Home » News/Views » The great lithium hunt

The great lithium hunt

Worldwide, lithium occurs in brines (salt lakes, salt pans), produced mainly in South America (the Atacama desert in Chile, for example) or in Western Australia, and shipped to China for processing.

There is almost no commercial lithium production in Europe, and little prospect of large-scale production. But Britain has seen a significant increase in research and commercial exploration in the last two years, leading to new data on the feasibility of production.

Studies have concluded that lithium may exist in large quantities not far beneath the surface. Extraction from geothermal and oilfield brines is also looking feasible, and of increasing importance.

Following laboratory-scale lithium production, the company Cornish Lithium, in partnership with The Natural History Museum (leading the field-sampling together with the Camborne School of Mines, Exeter University) and engineers from Wheal Jane Mines in Cornwall, formed a consortium.

Named Li4UK, the consortium secured public funding to the tune of 76.6 per cent. Using low carbon technology (power-assisted processing by natural geothermal heat), it has been re-evaluating the area’s potential for extraction of lithium and other vital metals such as tin, copper and cobalt.

A separate company, Northern Lithium, aims to extract from hot saline brines within the Weardale Granite of County Durham, while a priority target, also identified by Li4UK, is Glenbuchat in Aberdeenshire.

On 18 January 2021 the consortium announced successful production of lithium carbonate both in Cornwall and in Scotland, thus putting Britain at the forefront of developments in the European battery industry and renewable energy storage.

Cornish Lithium expects its work to lead to a larger processing plant, to be operational by 2024. As many as 200 skilled local jobs, with training and apprenticeship schemes, are envisaged at this point. Meanwhile the jobs available are limited to technical specialists.

Producing lithium uses a lot of water, but industry has provided a solution, reducing water usage by recycling battery materials.

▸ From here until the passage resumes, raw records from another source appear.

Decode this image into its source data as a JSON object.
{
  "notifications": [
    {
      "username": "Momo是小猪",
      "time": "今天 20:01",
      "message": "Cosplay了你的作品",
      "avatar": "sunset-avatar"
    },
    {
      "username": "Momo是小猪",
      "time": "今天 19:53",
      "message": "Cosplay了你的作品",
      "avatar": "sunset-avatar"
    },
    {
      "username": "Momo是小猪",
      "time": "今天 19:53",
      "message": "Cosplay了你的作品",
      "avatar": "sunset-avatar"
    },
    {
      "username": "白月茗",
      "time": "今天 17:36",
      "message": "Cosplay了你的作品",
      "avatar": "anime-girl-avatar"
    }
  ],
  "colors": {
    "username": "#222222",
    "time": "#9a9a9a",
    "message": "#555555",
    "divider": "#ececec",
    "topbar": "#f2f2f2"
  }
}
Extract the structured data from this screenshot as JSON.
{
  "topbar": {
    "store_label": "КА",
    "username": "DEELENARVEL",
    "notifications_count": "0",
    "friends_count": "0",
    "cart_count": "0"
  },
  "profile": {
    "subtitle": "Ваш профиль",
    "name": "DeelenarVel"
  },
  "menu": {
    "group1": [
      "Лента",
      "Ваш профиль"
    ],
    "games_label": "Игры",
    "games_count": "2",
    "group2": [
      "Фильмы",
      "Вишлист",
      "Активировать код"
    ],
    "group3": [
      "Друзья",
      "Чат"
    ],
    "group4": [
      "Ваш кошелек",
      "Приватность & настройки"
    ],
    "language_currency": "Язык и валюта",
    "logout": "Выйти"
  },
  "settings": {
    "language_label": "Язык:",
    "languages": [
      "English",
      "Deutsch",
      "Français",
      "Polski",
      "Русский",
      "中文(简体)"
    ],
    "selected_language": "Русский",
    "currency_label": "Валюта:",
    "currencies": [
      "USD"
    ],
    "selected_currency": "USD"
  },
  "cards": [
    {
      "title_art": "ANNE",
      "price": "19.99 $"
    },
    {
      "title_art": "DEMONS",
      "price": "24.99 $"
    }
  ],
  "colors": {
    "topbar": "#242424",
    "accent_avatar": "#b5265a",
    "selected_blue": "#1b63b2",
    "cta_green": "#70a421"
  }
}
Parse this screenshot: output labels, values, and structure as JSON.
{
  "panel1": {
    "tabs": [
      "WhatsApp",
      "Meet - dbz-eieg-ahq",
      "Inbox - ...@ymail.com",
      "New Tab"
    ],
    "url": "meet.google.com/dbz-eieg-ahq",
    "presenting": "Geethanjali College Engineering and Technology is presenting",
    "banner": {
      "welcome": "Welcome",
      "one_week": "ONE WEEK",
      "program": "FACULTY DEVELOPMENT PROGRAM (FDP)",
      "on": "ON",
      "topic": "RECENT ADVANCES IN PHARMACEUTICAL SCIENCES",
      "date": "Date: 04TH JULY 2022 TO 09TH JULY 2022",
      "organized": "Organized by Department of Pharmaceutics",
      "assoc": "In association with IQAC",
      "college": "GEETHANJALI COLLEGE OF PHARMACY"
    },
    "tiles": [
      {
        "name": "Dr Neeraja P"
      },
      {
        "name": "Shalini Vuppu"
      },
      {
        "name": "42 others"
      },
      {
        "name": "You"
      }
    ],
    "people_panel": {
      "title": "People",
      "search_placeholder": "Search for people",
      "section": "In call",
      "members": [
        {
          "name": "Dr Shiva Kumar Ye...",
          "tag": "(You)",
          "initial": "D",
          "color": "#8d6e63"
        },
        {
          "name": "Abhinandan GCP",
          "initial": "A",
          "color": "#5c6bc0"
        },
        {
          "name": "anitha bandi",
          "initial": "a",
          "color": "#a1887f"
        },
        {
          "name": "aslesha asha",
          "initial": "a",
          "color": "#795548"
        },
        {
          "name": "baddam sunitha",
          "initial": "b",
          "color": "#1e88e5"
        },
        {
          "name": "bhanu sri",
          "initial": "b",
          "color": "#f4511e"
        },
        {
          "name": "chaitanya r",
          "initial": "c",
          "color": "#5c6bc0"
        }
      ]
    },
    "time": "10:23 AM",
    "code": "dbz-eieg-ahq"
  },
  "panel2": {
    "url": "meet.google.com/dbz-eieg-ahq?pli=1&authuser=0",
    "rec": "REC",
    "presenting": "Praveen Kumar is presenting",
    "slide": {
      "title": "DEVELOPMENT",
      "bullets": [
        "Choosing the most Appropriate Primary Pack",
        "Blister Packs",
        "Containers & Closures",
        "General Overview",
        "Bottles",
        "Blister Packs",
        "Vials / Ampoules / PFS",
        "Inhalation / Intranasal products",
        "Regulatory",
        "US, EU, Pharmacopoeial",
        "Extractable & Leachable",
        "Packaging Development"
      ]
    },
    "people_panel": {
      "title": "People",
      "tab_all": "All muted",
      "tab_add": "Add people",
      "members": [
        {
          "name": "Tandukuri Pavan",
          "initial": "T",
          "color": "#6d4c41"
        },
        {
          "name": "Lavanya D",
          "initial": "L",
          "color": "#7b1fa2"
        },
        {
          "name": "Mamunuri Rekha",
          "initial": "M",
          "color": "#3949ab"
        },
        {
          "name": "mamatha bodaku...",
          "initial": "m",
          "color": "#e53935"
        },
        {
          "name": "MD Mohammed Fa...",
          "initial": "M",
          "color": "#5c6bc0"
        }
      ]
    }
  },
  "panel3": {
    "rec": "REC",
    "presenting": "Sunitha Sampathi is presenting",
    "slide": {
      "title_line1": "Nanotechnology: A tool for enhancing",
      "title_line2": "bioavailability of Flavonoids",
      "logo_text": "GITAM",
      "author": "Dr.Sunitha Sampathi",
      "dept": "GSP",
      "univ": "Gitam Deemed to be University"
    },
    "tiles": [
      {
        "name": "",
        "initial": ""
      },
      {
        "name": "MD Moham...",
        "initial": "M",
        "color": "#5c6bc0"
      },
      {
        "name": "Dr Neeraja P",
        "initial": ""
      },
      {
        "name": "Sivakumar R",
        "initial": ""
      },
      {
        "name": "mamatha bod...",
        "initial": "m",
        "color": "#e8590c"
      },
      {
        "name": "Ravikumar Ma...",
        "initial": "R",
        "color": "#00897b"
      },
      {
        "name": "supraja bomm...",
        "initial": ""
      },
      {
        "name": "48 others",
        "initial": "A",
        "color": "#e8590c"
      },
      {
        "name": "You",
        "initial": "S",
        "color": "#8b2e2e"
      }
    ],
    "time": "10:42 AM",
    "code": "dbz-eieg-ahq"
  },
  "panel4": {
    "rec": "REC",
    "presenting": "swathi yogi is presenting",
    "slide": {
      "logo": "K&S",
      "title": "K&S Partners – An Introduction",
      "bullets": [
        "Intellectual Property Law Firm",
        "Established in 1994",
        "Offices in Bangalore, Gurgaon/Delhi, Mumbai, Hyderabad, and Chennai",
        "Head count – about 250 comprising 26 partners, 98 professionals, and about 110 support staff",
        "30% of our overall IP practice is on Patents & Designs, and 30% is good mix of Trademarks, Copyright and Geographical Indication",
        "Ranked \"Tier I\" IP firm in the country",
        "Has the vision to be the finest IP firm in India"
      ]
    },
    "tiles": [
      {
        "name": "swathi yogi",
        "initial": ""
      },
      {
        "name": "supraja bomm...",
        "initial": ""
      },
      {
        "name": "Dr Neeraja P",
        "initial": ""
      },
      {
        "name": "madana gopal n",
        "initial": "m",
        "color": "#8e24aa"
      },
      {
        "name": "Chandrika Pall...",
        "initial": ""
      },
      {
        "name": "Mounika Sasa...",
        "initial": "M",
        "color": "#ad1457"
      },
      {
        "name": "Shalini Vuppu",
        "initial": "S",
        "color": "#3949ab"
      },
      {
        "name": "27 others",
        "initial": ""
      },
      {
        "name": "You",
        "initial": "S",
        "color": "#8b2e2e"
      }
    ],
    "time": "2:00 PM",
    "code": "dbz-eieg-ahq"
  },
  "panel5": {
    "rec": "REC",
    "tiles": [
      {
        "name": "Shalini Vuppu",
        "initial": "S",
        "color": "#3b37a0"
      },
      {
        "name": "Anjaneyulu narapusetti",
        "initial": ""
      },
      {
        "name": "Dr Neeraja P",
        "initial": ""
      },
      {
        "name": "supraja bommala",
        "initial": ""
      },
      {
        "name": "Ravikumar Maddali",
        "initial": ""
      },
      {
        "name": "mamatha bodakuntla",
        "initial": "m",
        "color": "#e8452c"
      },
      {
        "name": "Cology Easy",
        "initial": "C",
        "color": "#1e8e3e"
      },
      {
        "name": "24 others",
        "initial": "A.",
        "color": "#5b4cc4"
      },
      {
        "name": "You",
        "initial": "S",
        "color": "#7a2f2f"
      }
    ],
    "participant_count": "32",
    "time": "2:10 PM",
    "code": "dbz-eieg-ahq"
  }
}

In January, waste management company Veolia announced its intention to build a pioneering EV battery recycling plant in the West Midlands, processing 20 per cent of retired electric car batteries by 2024.

• Related article: Minerals and the future: the new dig for Britain